- [Exercise details] Your reproduction of the entries should be exact and should contain no pictures.

- [Dataset content]
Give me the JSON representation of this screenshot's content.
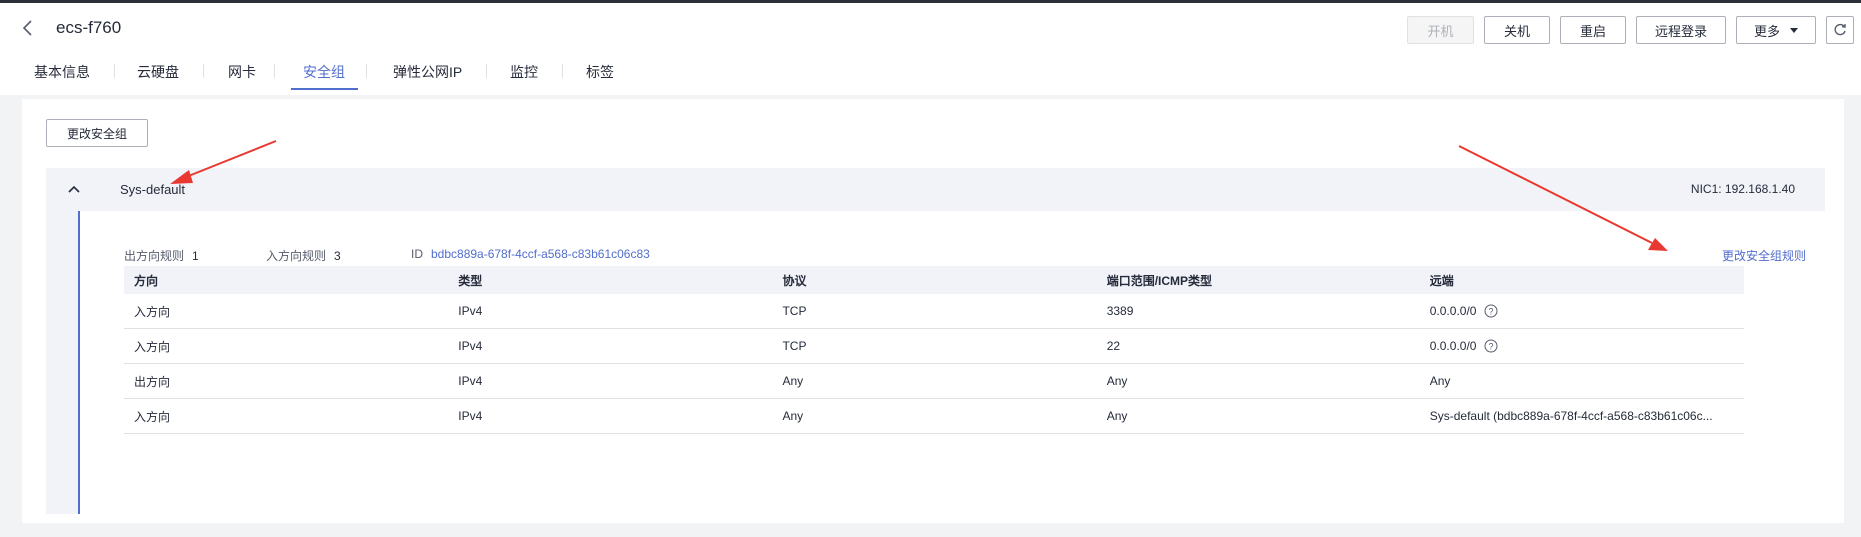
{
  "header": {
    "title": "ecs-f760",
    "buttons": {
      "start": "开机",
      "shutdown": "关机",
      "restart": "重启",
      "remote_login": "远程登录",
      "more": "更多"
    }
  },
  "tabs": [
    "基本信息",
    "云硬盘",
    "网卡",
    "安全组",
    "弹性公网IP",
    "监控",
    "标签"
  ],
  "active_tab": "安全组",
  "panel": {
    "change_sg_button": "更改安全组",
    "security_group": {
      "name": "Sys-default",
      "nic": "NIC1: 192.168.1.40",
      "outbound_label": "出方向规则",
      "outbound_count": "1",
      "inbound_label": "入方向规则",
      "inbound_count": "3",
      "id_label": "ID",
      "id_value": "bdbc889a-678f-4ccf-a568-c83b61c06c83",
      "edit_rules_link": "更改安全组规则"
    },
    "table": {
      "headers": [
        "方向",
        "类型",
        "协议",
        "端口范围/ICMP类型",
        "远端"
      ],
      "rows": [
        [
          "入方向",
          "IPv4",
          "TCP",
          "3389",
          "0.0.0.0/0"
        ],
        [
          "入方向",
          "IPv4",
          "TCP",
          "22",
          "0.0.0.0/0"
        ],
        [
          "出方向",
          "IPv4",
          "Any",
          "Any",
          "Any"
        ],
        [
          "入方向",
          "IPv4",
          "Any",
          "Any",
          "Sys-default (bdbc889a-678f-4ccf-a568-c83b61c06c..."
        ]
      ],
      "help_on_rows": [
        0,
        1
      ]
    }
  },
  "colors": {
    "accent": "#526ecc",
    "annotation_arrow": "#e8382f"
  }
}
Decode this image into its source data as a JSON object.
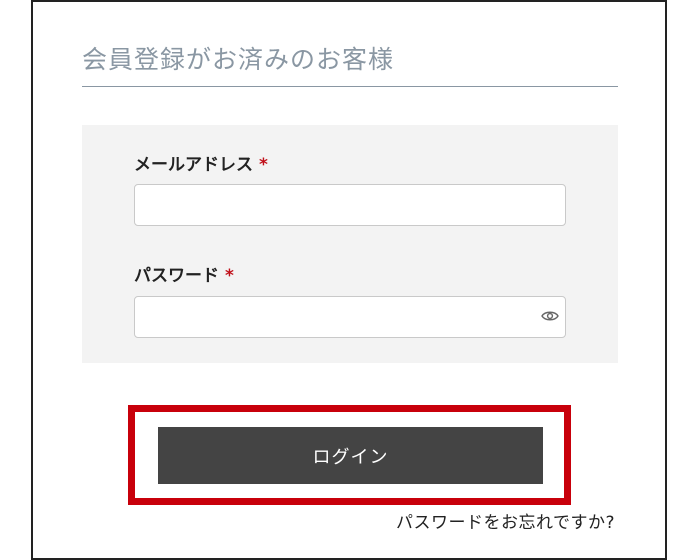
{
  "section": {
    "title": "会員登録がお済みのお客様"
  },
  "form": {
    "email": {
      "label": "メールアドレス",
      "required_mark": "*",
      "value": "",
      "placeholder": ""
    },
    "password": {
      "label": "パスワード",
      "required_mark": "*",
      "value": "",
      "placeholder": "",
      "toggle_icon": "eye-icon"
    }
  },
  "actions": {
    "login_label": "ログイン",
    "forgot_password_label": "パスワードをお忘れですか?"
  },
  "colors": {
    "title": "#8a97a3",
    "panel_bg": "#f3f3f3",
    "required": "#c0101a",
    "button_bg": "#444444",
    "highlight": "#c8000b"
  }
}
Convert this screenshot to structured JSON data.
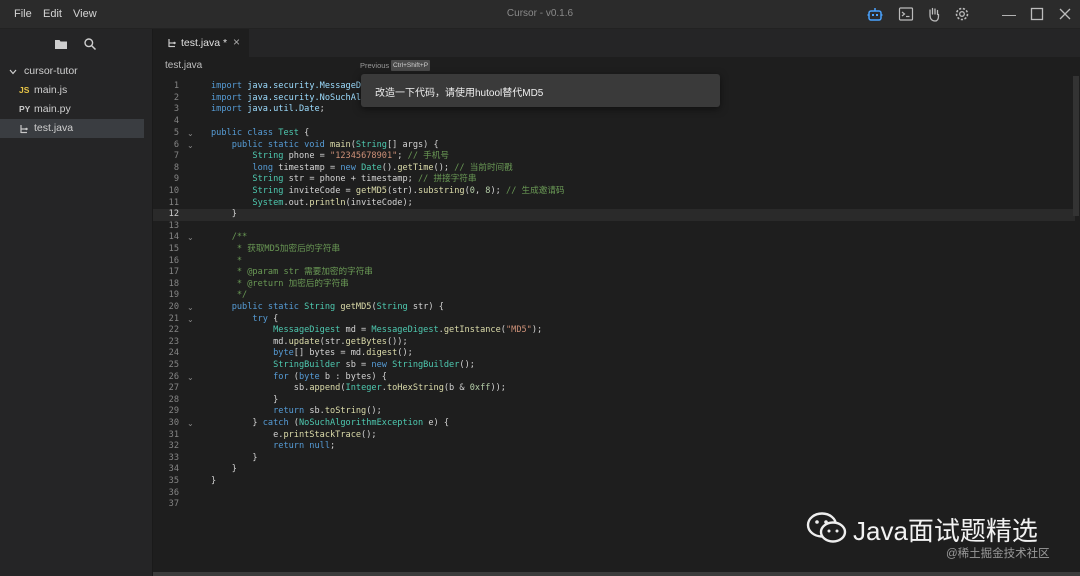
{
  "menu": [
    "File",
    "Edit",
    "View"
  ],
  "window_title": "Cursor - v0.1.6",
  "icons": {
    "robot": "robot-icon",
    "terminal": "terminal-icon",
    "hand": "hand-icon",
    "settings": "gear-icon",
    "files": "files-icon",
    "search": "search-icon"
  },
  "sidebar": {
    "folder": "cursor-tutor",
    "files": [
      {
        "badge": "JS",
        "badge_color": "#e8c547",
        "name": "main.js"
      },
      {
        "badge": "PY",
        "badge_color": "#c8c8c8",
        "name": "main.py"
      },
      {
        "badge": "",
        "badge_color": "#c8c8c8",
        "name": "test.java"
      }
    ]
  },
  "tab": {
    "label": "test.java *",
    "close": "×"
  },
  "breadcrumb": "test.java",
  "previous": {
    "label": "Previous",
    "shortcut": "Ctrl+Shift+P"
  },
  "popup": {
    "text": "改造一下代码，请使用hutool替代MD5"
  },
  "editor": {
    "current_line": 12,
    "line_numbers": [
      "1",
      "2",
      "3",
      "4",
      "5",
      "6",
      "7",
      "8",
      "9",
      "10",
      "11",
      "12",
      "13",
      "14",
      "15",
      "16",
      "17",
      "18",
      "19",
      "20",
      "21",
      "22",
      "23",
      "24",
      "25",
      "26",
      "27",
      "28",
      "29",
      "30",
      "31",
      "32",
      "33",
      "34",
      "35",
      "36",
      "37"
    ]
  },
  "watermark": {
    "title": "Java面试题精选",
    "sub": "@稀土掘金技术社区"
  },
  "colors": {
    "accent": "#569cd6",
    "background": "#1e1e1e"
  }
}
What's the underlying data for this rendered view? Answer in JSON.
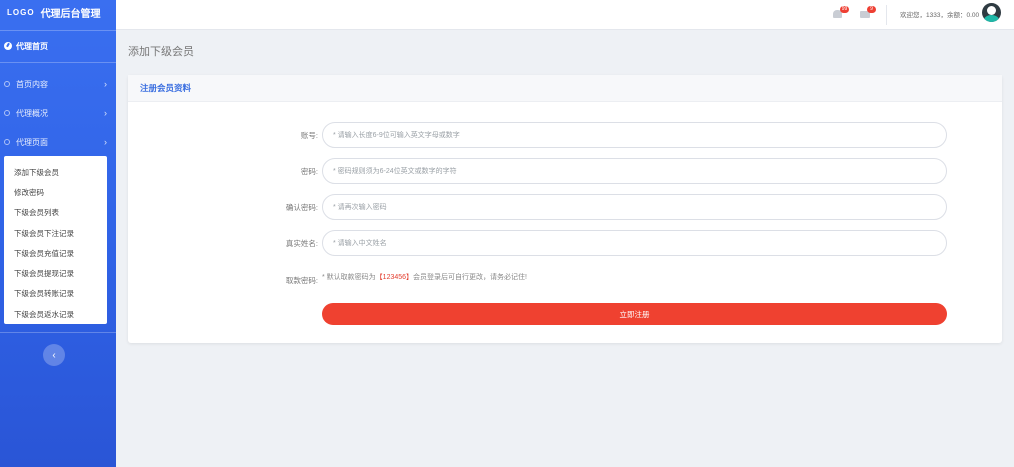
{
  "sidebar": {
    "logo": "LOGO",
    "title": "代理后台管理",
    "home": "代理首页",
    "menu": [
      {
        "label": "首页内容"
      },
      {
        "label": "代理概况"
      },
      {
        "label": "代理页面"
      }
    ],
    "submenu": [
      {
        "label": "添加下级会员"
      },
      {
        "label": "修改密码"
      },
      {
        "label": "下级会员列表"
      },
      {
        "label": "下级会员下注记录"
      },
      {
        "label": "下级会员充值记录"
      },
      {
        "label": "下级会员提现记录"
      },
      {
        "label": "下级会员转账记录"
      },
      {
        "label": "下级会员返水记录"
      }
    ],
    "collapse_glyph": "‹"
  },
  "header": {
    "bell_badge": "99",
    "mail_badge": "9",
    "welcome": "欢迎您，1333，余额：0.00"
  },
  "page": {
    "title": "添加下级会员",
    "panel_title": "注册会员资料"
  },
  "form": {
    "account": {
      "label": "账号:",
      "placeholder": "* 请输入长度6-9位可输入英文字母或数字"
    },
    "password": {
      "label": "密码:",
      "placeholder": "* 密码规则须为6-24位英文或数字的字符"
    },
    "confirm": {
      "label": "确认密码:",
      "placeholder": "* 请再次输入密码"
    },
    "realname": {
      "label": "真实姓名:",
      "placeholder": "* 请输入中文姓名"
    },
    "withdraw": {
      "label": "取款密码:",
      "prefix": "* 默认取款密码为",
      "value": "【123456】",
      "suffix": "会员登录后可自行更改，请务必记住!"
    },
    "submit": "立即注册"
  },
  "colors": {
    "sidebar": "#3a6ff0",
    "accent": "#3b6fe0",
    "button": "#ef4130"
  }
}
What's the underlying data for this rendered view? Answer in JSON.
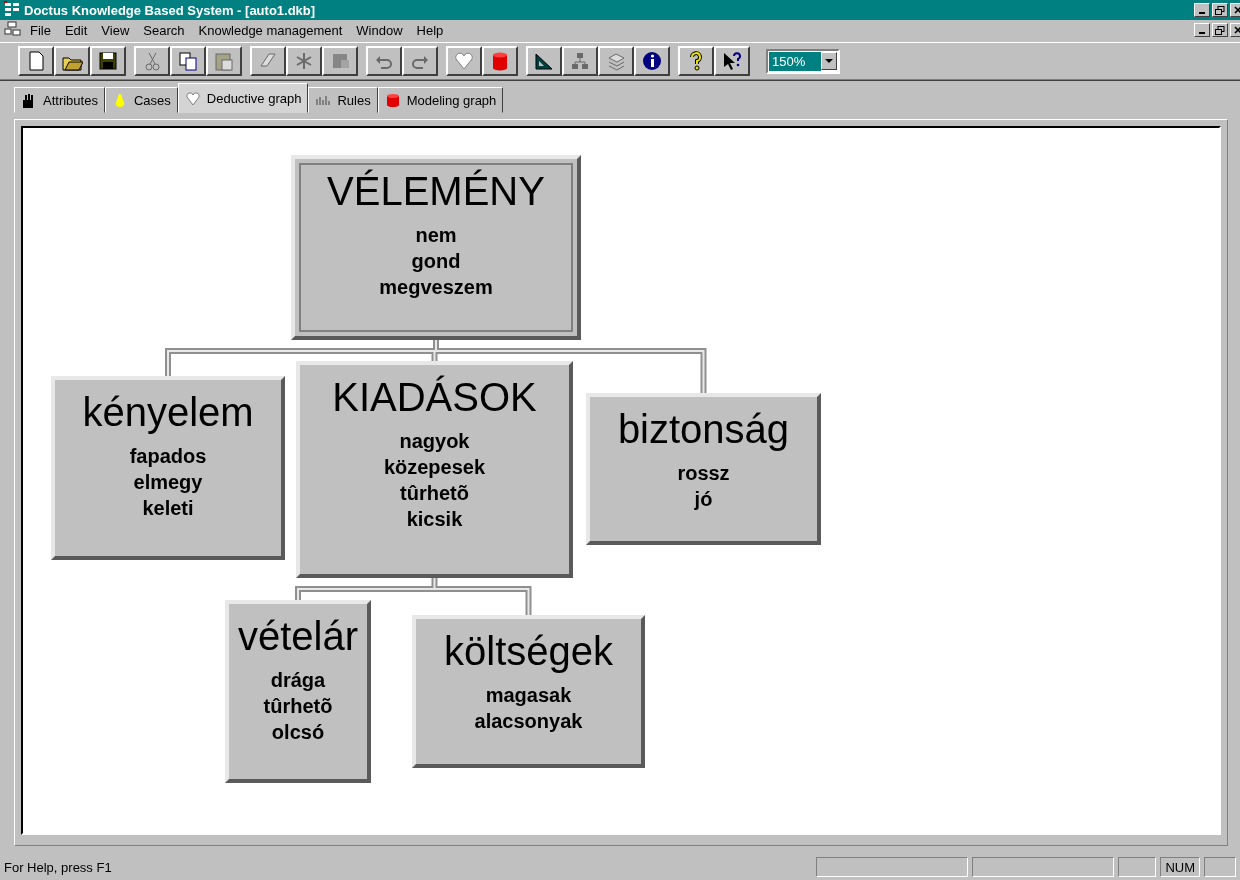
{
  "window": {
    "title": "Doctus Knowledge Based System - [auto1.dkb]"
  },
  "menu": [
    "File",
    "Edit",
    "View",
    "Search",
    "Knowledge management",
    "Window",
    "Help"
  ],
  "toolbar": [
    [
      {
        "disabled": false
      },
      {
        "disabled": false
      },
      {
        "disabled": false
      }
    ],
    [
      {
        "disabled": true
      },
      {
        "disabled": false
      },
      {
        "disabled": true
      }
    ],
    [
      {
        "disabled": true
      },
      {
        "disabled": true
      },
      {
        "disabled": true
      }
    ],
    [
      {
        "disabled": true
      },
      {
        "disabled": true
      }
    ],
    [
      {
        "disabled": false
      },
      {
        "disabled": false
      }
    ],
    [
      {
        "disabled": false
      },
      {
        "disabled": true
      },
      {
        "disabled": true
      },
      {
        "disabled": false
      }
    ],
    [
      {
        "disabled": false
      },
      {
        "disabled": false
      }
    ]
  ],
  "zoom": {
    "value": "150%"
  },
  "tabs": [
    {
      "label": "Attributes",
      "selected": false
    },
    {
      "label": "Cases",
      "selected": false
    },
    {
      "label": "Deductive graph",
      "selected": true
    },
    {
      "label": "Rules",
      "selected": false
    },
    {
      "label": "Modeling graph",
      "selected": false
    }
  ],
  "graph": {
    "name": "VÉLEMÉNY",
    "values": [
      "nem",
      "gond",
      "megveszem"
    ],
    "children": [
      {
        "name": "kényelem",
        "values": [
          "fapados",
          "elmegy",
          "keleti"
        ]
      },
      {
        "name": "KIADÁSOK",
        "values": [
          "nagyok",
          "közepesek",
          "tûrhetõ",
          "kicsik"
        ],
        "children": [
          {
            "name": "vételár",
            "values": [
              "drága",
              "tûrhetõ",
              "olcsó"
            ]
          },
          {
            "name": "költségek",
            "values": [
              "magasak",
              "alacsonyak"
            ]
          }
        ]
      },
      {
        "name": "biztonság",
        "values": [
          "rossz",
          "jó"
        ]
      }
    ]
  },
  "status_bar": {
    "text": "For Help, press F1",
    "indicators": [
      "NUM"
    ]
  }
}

- [Your response]
Give me the JSON representation of this screenshot's content.
{
  "header": {
    "title": "ecs-f760",
    "buttons": {
      "start": "开机",
      "shutdown": "关机",
      "restart": "重启",
      "remote_login": "远程登录",
      "more": "更多"
    }
  },
  "tabs": [
    "基本信息",
    "云硬盘",
    "网卡",
    "安全组",
    "弹性公网IP",
    "监控",
    "标签"
  ],
  "active_tab": "安全组",
  "panel": {
    "change_sg_button": "更改安全组",
    "security_group": {
      "name": "Sys-default",
      "nic": "NIC1: 192.168.1.40",
      "outbound_label": "出方向规则",
      "outbound_count": "1",
      "inbound_label": "入方向规则",
      "inbound_count": "3",
      "id_label": "ID",
      "id_value": "bdbc889a-678f-4ccf-a568-c83b61c06c83",
      "edit_rules_link": "更改安全组规则"
    },
    "table": {
      "headers": [
        "方向",
        "类型",
        "协议",
        "端口范围/ICMP类型",
        "远端"
      ],
      "rows": [
        [
          "入方向",
          "IPv4",
          "TCP",
          "3389",
          "0.0.0.0/0"
        ],
        [
          "入方向",
          "IPv4",
          "TCP",
          "22",
          "0.0.0.0/0"
        ],
        [
          "出方向",
          "IPv4",
          "Any",
          "Any",
          "Any"
        ],
        [
          "入方向",
          "IPv4",
          "Any",
          "Any",
          "Sys-default (bdbc889a-678f-4ccf-a568-c83b61c06c..."
        ]
      ],
      "help_on_rows": [
        0,
        1
      ]
    }
  },
  "colors": {
    "accent": "#526ecc",
    "annotation_arrow": "#e8382f"
  }
}
Decode this image into its source data as a JSON object.
{
  "section": {
    "title": "会員登録がお済みのお客様"
  },
  "form": {
    "email": {
      "label": "メールアドレス",
      "required_mark": "*",
      "value": "",
      "placeholder": ""
    },
    "password": {
      "label": "パスワード",
      "required_mark": "*",
      "value": "",
      "placeholder": "",
      "toggle_icon": "eye-icon"
    }
  },
  "actions": {
    "login_label": "ログイン",
    "forgot_password_label": "パスワードをお忘れですか?"
  },
  "colors": {
    "title": "#8a97a3",
    "panel_bg": "#f3f3f3",
    "required": "#c0101a",
    "button_bg": "#444444",
    "highlight": "#c8000b"
  }
}
Convert this screenshot to structured JSON data.
{
  "menu": [
    "File",
    "Edit",
    "View"
  ],
  "window_title": "Cursor - v0.1.6",
  "icons": {
    "robot": "robot-icon",
    "terminal": "terminal-icon",
    "hand": "hand-icon",
    "settings": "gear-icon",
    "files": "files-icon",
    "search": "search-icon"
  },
  "sidebar": {
    "folder": "cursor-tutor",
    "files": [
      {
        "badge": "JS",
        "badge_color": "#e8c547",
        "name": "main.js"
      },
      {
        "badge": "PY",
        "badge_color": "#c8c8c8",
        "name": "main.py"
      },
      {
        "badge": "",
        "badge_color": "#c8c8c8",
        "name": "test.java"
      }
    ]
  },
  "tab": {
    "label": "test.java *",
    "close": "×"
  },
  "breadcrumb": "test.java",
  "previous": {
    "label": "Previous",
    "shortcut": "Ctrl+Shift+P"
  },
  "popup": {
    "text": "改造一下代码，请使用hutool替代MD5"
  },
  "editor": {
    "current_line": 12,
    "line_numbers": [
      "1",
      "2",
      "3",
      "4",
      "5",
      "6",
      "7",
      "8",
      "9",
      "10",
      "11",
      "12",
      "13",
      "14",
      "15",
      "16",
      "17",
      "18",
      "19",
      "20",
      "21",
      "22",
      "23",
      "24",
      "25",
      "26",
      "27",
      "28",
      "29",
      "30",
      "31",
      "32",
      "33",
      "34",
      "35",
      "36",
      "37"
    ]
  },
  "watermark": {
    "title": "Java面试题精选",
    "sub": "@稀土掘金技术社区"
  },
  "colors": {
    "accent": "#569cd6",
    "background": "#1e1e1e"
  }
}
What's the underlying data for this rendered view? Answer in JSON.
{
  "sidebar": {
    "logo": "LOGO",
    "title": "代理后台管理",
    "home": "代理首页",
    "menu": [
      {
        "label": "首页内容"
      },
      {
        "label": "代理概况"
      },
      {
        "label": "代理页面"
      }
    ],
    "submenu": [
      {
        "label": "添加下级会员"
      },
      {
        "label": "修改密码"
      },
      {
        "label": "下级会员列表"
      },
      {
        "label": "下级会员下注记录"
      },
      {
        "label": "下级会员充值记录"
      },
      {
        "label": "下级会员提现记录"
      },
      {
        "label": "下级会员转账记录"
      },
      {
        "label": "下级会员返水记录"
      }
    ],
    "collapse_glyph": "‹"
  },
  "header": {
    "bell_badge": "99",
    "mail_badge": "9",
    "welcome": "欢迎您，1333，余额：0.00"
  },
  "page": {
    "title": "添加下级会员",
    "panel_title": "注册会员资料"
  },
  "form": {
    "account": {
      "label": "账号:",
      "placeholder": "* 请输入长度6-9位可输入英文字母或数字"
    },
    "password": {
      "label": "密码:",
      "placeholder": "* 密码规则须为6-24位英文或数字的字符"
    },
    "confirm": {
      "label": "确认密码:",
      "placeholder": "* 请再次输入密码"
    },
    "realname": {
      "label": "真实姓名:",
      "placeholder": "* 请输入中文姓名"
    },
    "withdraw": {
      "label": "取款密码:",
      "prefix": "* 默认取款密码为",
      "value": "【123456】",
      "suffix": "会员登录后可自行更改，请务必记住!"
    },
    "submit": "立即注册"
  },
  "colors": {
    "sidebar": "#3a6ff0",
    "accent": "#3b6fe0",
    "button": "#ef4130"
  }
}
What's the underlying data for this rendered view? Answer in JSON.
{
  "window": {
    "title": "Doctus Knowledge Based System - [auto1.dkb]"
  },
  "menu": [
    "File",
    "Edit",
    "View",
    "Search",
    "Knowledge management",
    "Window",
    "Help"
  ],
  "toolbar": [
    [
      {
        "disabled": false
      },
      {
        "disabled": false
      },
      {
        "disabled": false
      }
    ],
    [
      {
        "disabled": true
      },
      {
        "disabled": false
      },
      {
        "disabled": true
      }
    ],
    [
      {
        "disabled": true
      },
      {
        "disabled": true
      },
      {
        "disabled": true
      }
    ],
    [
      {
        "disabled": true
      },
      {
        "disabled": true
      }
    ],
    [
      {
        "disabled": false
      },
      {
        "disabled": false
      }
    ],
    [
      {
        "disabled": false
      },
      {
        "disabled": true
      },
      {
        "disabled": true
      },
      {
        "disabled": false
      }
    ],
    [
      {
        "disabled": false
      },
      {
        "disabled": false
      }
    ]
  ],
  "zoom": {
    "value": "150%"
  },
  "tabs": [
    {
      "label": "Attributes",
      "selected": false
    },
    {
      "label": "Cases",
      "selected": false
    },
    {
      "label": "Deductive graph",
      "selected": true
    },
    {
      "label": "Rules",
      "selected": false
    },
    {
      "label": "Modeling graph",
      "selected": false
    }
  ],
  "graph": {
    "name": "VÉLEMÉNY",
    "values": [
      "nem",
      "gond",
      "megveszem"
    ],
    "children": [
      {
        "name": "kényelem",
        "values": [
          "fapados",
          "elmegy",
          "keleti"
        ]
      },
      {
        "name": "KIADÁSOK",
        "values": [
          "nagyok",
          "közepesek",
          "tûrhetõ",
          "kicsik"
        ],
        "children": [
          {
            "name": "vételár",
            "values": [
              "drága",
              "tûrhetõ",
              "olcsó"
            ]
          },
          {
            "name": "költségek",
            "values": [
              "magasak",
              "alacsonyak"
            ]
          }
        ]
      },
      {
        "name": "biztonság",
        "values": [
          "rossz",
          "jó"
        ]
      }
    ]
  },
  "status_bar": {
    "text": "For Help, press F1",
    "indicators": [
      "NUM"
    ]
  }
}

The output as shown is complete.